For Immediate Release
Number of Billionaires Doubles Since Financial Crisis as Inequality Spirals Out of Control
In same period at least a million mothers died in childbirth due to lack of basic health services
WASHINGTON - Rising inequality could set the fight against poverty back by decades (1), Oxfam warned today as it published a new report showing that the number of billionaires worldwide has more than doubled since the financial crisis. (2)
The report, Even it Up: Time to End Extreme Inequality, details how the richest people in the world have more money than they could ever spend while hundreds of millions live in abject poverty without essential health care or basic education.
In countries around the world, prosperity is not trickling down to ordinary people, but up to those at the top, whose exceptional wealth is growing ever more rapidly. The richest 85 people – who Oxfam revealed in January as having the same wealth as the poorest half of the world’s population (3) – saw their collective wealth increase by $668 million per day between 2013 and 2014. That’s almost half a million dollars every minute. (4)
Worldwide personalities talk about tackling extreme inequality
From the IMF to the Pope, from President Obama to the World Economic Forum, there is a growing consensus that inequality is a crucial challenge of our time and that failure to act is both economically and socially damaging. Despite the warm words, little action has materialised.

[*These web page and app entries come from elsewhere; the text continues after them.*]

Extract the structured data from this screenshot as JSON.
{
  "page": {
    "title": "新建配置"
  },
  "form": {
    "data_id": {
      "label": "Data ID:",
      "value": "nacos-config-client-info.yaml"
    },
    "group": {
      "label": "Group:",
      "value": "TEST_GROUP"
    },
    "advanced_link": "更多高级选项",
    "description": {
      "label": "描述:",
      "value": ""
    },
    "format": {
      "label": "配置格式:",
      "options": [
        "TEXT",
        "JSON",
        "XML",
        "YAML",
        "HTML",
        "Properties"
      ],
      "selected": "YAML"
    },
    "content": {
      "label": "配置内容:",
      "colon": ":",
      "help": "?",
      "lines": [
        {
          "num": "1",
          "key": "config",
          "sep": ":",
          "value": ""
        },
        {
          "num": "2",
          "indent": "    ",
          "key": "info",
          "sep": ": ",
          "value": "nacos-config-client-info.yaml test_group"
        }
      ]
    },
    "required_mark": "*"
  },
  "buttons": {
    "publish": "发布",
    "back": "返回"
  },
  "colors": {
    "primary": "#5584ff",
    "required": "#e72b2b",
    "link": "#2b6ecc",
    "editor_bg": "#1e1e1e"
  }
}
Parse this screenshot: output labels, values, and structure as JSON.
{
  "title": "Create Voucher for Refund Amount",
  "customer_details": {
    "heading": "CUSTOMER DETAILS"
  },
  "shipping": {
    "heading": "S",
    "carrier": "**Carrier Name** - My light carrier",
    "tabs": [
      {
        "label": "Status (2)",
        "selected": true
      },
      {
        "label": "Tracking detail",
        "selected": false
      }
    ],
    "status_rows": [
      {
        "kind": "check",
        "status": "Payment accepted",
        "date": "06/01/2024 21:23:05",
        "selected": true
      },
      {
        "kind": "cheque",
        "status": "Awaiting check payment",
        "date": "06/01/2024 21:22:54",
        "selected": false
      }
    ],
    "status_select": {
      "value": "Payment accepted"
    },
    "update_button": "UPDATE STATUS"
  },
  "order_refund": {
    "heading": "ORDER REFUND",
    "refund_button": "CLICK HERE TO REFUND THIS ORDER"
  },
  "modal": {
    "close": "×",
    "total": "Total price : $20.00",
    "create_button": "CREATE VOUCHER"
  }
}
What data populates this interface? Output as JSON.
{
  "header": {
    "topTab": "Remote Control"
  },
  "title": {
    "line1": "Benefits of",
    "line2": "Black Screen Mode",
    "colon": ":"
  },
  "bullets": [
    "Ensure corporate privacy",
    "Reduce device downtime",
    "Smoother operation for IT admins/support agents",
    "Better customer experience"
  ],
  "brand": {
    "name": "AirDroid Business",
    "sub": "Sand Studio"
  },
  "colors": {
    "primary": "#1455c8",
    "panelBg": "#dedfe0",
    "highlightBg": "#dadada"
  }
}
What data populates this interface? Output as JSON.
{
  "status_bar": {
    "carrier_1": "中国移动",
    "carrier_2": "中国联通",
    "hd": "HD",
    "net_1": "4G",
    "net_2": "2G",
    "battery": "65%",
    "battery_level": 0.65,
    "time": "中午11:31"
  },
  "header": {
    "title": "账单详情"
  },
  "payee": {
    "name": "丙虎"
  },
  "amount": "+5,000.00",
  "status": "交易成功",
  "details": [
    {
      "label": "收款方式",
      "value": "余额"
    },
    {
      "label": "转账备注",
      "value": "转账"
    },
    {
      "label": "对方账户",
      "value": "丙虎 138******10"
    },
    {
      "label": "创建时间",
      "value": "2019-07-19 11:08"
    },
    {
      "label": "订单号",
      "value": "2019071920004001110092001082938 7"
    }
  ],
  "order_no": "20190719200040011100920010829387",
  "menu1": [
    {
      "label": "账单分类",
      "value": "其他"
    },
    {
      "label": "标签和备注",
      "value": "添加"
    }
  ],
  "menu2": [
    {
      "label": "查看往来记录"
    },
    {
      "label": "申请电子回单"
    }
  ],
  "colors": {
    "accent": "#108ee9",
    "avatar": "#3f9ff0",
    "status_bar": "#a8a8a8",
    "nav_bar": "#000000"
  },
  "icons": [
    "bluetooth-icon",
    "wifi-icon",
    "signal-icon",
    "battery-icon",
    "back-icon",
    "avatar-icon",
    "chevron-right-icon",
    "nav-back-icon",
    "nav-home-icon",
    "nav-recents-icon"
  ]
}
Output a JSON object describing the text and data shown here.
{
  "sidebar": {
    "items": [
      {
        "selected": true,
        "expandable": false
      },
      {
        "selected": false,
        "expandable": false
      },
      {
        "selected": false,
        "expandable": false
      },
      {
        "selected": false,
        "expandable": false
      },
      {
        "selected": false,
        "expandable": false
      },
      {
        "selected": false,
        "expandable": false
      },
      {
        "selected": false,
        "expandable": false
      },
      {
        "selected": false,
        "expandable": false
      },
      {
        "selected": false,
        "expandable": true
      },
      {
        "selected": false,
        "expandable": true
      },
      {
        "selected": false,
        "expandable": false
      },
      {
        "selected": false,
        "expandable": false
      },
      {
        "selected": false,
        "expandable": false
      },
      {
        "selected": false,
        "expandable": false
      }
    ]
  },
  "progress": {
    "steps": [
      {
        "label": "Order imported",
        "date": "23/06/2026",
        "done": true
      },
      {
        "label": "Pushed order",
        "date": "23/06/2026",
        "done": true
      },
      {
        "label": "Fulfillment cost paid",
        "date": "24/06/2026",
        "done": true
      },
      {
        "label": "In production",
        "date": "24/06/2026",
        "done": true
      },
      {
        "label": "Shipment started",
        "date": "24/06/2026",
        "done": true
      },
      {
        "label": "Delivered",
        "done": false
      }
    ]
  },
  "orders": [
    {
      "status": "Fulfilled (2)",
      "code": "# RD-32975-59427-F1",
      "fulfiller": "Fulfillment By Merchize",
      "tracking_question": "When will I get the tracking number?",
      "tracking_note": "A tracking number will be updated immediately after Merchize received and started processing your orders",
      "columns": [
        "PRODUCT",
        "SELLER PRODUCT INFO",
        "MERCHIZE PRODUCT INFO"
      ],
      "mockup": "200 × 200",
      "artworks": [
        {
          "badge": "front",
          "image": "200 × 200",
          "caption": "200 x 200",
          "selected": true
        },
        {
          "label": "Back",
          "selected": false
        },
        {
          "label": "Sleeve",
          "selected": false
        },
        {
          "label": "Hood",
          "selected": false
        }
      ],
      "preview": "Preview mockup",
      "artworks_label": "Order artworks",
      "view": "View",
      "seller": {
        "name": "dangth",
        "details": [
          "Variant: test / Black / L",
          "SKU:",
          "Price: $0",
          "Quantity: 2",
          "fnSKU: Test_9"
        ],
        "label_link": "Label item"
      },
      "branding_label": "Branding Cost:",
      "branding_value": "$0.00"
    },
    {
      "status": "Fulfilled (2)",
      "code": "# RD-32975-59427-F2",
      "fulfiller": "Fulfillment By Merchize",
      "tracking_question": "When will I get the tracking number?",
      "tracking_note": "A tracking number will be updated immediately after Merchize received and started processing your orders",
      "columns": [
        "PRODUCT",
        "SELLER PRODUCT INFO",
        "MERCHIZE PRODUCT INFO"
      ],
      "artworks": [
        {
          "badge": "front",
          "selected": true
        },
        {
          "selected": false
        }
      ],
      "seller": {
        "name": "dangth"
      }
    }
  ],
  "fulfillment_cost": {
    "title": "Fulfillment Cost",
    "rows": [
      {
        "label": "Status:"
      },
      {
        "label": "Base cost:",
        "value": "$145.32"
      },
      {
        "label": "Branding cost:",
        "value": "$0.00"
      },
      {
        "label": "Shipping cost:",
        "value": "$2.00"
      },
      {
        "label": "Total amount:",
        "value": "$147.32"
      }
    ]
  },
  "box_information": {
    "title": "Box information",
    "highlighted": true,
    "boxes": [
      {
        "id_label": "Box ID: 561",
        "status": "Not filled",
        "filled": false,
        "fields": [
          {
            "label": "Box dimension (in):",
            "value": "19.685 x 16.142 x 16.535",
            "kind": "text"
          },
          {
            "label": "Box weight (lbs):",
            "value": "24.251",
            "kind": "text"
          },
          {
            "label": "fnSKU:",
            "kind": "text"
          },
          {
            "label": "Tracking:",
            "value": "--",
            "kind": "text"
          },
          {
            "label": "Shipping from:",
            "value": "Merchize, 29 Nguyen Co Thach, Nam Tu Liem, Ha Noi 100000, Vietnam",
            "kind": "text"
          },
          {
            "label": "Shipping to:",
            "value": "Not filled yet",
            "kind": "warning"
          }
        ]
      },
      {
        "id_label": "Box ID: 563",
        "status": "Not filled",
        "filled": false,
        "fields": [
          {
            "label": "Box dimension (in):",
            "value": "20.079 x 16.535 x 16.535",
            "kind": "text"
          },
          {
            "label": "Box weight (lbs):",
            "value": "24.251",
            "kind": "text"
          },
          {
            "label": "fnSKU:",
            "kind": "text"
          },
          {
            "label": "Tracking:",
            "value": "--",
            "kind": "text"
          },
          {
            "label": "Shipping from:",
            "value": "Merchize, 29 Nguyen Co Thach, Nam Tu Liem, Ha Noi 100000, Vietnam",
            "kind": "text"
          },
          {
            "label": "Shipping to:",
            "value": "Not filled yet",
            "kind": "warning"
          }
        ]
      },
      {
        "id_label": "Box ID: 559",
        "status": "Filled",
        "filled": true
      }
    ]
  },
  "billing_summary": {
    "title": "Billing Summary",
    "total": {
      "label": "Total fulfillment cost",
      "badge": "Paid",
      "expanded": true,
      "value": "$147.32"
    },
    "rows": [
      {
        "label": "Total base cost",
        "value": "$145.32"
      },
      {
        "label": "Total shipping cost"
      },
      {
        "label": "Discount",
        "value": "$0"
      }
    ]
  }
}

The Oxfam report, endorsed by Graça Machel, Kofi Annan and Joseph Stiglitz among others (5), is the opening salvo of a new Oxfam campaign, also called Even it Up, to push world leaders to turn rhetoric into reality and ensure the poorest people get a fairer deal. Action is needed to clamp down on tax dodging carried out by multinational corporations and the world’s richest individuals. Big global corporations and the wealthiest people must pay their fair share to governments’ coffers, so that countries can tackle inequality and build fairer societies.
A barrier to prosperity
Winnie Byanyima, Oxfam International Executive Director, said: “Far from being a driver of economic growth, extreme inequality is a barrier to prosperity for most people on the planet. Today wealth is trickling upwards, and will continue to do so until governments act. We should not allow narrow-minded economic doctrine and the self-interest of the rich and powerful blind us to these facts.
“Around the world millions of people are dying due to a lack of health care and millions of children are missing out on school, while a small elite have more money than they could spend in a lifetime.
“Inequality hinders growth, corrupts politics, stifles opportunity and fuels instability while deepening discrimination, especially against women,” said Byanyima.
Investing for the many
The potential benefit of redistributing the wealth of the very richest, by even a tiny amount, tells a compelling story. A levy of just 1.5 per cent on the wealth of the world's billionaires today could raise enough each year to get every child into school and deliver health care in the poorest countries.(6)
The effect of curbing inequality would be as dramatic as would be the failure to act. In India, for example, halting the recent increase in inequality could enable 90 million more people escape extreme poverty by 2019.(7) In Kenya, 3 million more people could be pushed below the poverty line by the same year if inequality there remains at current levels rather than declining slightly.(8)
Byanyima added, “Tackling inequality is not about being envious of fast cars and super yachts – it’s about the fact that the richest literally live longer and healthier lives than the poorest. We live in a world where there is plenty enough for everyone to improve their lot. Extreme inequality causes instability, conflict and even mental health problems that affect us all. It is time to even it up before it gets worse.”
Investment in free public services will be crucial to closing the gap between the richest and the rest. Every year, 100 million people are driven into poverty because they are forced to pay for health care. From 2009-2014, at least one million women died in childbirth due to a lack of basic health services.(9) Meanwhile, education fees still exclude far too many. In Ghana, for instance, the poorest families would have to pay 40% of their income to send just one child to a low-fee school, underlining the importance of free education for all.
But for those at the top it’s a different tale as they have enough assets to last them well beyond their years. If the world's three richest people were to spend $1m every single day each, it would take each one of them around 200 years to exhaust all of their wealth.(10) This is not a rich country story; today there are 16 billionaires in Sub-Saharan Africa, alongside the 358 million people living there in extreme poverty, while in South Africa, inequality is now greater than it was at the end of apartheid.
Oxfam International is a confederation of 13 like-minded organizations working together and with partners and allies around the world to bring about lasting change. Oxfam works directly with communities and that seeks to influence the powerful to ensure that poor people can improve their lives and livelihoods and have a say in decisions that affect them.